Participants would ‘invest’ hard cash to try to influence market movements depicted on screen employing an interface normally associated with on-line stock-dealing or spread-betting, indicating apparent success or failure. They would be ‘willing’ movements on the screen graph with actual money, win or lose. The central REG would generate a random walk of market movements (the overall trend could be preset up, down or neutral), which punters would try to influence (up or down).
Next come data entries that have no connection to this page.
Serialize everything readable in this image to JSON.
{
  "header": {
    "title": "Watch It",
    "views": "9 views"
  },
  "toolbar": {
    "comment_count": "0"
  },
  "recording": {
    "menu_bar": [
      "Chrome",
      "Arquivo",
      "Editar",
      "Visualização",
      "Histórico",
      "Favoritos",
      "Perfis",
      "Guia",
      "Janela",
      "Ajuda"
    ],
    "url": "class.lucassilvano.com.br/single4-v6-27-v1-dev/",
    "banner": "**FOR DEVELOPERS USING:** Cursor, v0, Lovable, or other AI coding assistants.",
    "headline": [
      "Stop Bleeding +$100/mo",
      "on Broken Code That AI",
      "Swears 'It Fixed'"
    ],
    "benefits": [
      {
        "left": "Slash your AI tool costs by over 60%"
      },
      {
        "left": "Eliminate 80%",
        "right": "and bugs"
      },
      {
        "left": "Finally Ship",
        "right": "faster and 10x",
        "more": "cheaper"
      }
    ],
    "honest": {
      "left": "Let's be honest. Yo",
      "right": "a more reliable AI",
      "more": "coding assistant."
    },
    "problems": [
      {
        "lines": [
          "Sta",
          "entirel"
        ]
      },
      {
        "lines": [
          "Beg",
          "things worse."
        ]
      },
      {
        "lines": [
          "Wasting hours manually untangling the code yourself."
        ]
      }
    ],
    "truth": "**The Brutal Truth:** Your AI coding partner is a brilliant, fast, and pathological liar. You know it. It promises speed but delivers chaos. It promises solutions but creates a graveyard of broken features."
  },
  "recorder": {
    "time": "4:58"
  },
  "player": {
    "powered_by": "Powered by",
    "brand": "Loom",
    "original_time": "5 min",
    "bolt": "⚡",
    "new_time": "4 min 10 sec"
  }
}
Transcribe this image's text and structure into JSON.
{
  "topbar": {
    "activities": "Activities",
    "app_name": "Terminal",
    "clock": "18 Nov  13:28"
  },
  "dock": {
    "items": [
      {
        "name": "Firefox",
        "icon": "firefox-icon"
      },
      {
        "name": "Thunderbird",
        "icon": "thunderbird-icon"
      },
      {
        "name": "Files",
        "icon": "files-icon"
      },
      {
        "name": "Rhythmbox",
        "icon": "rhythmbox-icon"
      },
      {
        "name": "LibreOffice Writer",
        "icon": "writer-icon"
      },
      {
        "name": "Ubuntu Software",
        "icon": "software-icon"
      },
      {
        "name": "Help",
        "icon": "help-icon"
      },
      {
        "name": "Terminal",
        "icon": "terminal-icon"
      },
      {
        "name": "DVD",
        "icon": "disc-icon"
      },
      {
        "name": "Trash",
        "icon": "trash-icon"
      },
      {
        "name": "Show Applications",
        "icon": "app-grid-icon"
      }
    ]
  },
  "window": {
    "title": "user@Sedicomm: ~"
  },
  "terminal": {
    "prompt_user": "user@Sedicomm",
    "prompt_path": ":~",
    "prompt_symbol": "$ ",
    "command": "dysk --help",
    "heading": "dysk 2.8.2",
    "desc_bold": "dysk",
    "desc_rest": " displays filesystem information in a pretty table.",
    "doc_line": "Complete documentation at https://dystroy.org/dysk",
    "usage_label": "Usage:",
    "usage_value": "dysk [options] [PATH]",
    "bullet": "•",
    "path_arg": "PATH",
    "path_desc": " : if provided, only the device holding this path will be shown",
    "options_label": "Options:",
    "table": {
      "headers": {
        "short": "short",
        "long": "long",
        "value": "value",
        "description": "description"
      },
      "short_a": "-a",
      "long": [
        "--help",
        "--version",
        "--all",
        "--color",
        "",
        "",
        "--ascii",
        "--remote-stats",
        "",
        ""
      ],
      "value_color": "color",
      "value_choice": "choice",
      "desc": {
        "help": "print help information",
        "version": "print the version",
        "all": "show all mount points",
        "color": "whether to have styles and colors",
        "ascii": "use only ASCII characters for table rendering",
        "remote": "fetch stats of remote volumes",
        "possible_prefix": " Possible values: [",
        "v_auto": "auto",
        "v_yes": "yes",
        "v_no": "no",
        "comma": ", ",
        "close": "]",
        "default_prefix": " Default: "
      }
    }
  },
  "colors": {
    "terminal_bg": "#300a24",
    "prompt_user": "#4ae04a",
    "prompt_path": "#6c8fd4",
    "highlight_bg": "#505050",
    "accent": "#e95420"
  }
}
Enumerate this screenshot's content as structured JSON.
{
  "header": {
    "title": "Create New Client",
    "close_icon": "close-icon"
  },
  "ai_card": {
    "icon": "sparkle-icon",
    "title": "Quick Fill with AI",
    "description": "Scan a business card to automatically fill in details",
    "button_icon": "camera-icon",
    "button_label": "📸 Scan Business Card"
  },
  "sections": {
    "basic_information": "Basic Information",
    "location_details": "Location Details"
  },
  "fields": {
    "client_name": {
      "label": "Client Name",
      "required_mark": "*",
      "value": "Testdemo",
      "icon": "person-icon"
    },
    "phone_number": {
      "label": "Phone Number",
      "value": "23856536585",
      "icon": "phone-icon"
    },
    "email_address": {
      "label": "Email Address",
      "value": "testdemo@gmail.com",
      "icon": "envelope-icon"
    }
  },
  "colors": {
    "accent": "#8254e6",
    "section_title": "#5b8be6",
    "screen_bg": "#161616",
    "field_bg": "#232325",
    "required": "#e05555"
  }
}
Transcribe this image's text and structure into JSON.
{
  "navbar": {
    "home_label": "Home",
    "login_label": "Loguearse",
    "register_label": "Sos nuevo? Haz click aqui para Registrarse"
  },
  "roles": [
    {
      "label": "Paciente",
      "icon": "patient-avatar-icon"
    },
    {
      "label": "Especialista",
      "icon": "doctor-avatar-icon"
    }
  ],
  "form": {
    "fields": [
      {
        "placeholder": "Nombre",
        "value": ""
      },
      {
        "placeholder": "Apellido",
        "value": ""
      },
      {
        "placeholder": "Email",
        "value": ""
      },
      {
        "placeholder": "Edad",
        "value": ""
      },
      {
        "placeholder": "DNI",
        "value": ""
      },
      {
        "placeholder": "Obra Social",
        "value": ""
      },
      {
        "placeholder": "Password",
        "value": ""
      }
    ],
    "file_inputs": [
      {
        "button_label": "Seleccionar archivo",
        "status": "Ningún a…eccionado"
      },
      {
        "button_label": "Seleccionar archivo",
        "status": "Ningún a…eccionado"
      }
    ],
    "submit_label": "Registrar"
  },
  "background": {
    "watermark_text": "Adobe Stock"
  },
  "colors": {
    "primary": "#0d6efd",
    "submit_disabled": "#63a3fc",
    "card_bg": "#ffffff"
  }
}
In reality, there would be absolutely no physical or electronic feedback connection between the user screen and REG, so that any deviation from expectation of the market ‘performance’ by many operators acting in concert would have to involve chance elasticity (another more neutral phrase for psi!). And as part of the experiment we should have to evaluate, among others, the ‘need to win’ element. Are participants merely seeking diversion from boredom or desperately trying to win money to pay the rent?
Should this work - even to the slightest extent - the following suggestions become more credible.
- The effect of emotional involvement very obviously distorts the distribution of financial events, so perhaps psi scores may be subject to a similar influence, though maybe on a smaller scale.
- Contrary to previous assumptions, guesses or trials in psi experiments may not be independent of each other, possibly being linked by emotion.
- If evidence can be obtained to support either of these assertions, then another conclusion seems inescapable - generations of parapsychologists have been using suspect mathematics to evaluate their results!
And if standard probability theory is dodgy with respect to psi, what system might be used instead? I am sure I am not the first to suggest fractal algebra, but applying it to the paranormal would be an amusing game to play on a cold winter’s evening.
Rhine, J B (1934). Extra-sensory Perception. Boston. Boston Society for Psychical Research.
Irwin, H J, (2004). An Introduction to Parapsychology, 4th edition. McFarland & Company Inc, North Carolina, USA, pp 61-65 &pp 107-110.
Roy, A E (1998). The Challenge of Psychical Research, Proc SPR 58, p 112. Fontana, D (1998). Psychical Research and the Millennium: New Light on the Nature of Man. Proc SPR 58, pp 144-145.
Lumsden-Cook, James. Journal of the Society for Psychical Research, Vol 69.1, number 878, January 2005, p1, Journal of the Society for Psychical Research, Vol 69.3, number 880, July 2005, page 128.
Oakey, Dan (2005). Investors Chronicle, 29 Jul, Masterclass page (x). Mr Bearbull (2005). Investors Chronicle, 26 Aug, page 26.
Sheldrake, Rupert (2003). Journal of the Society for Psychical Research, Vol 67.3, Number 872, page 184.
Note: The anomalous point Z is explained almost totally by rounding errors bunched together. Included are many low-priced stocks which equally could have been distributed at 0.9 or 1.1. My stock prices are quoted to just one decimal place, which prevents any detailed reallocation.
Acknowledgement: Grateful thanks to James Clark for helpful discussion and references.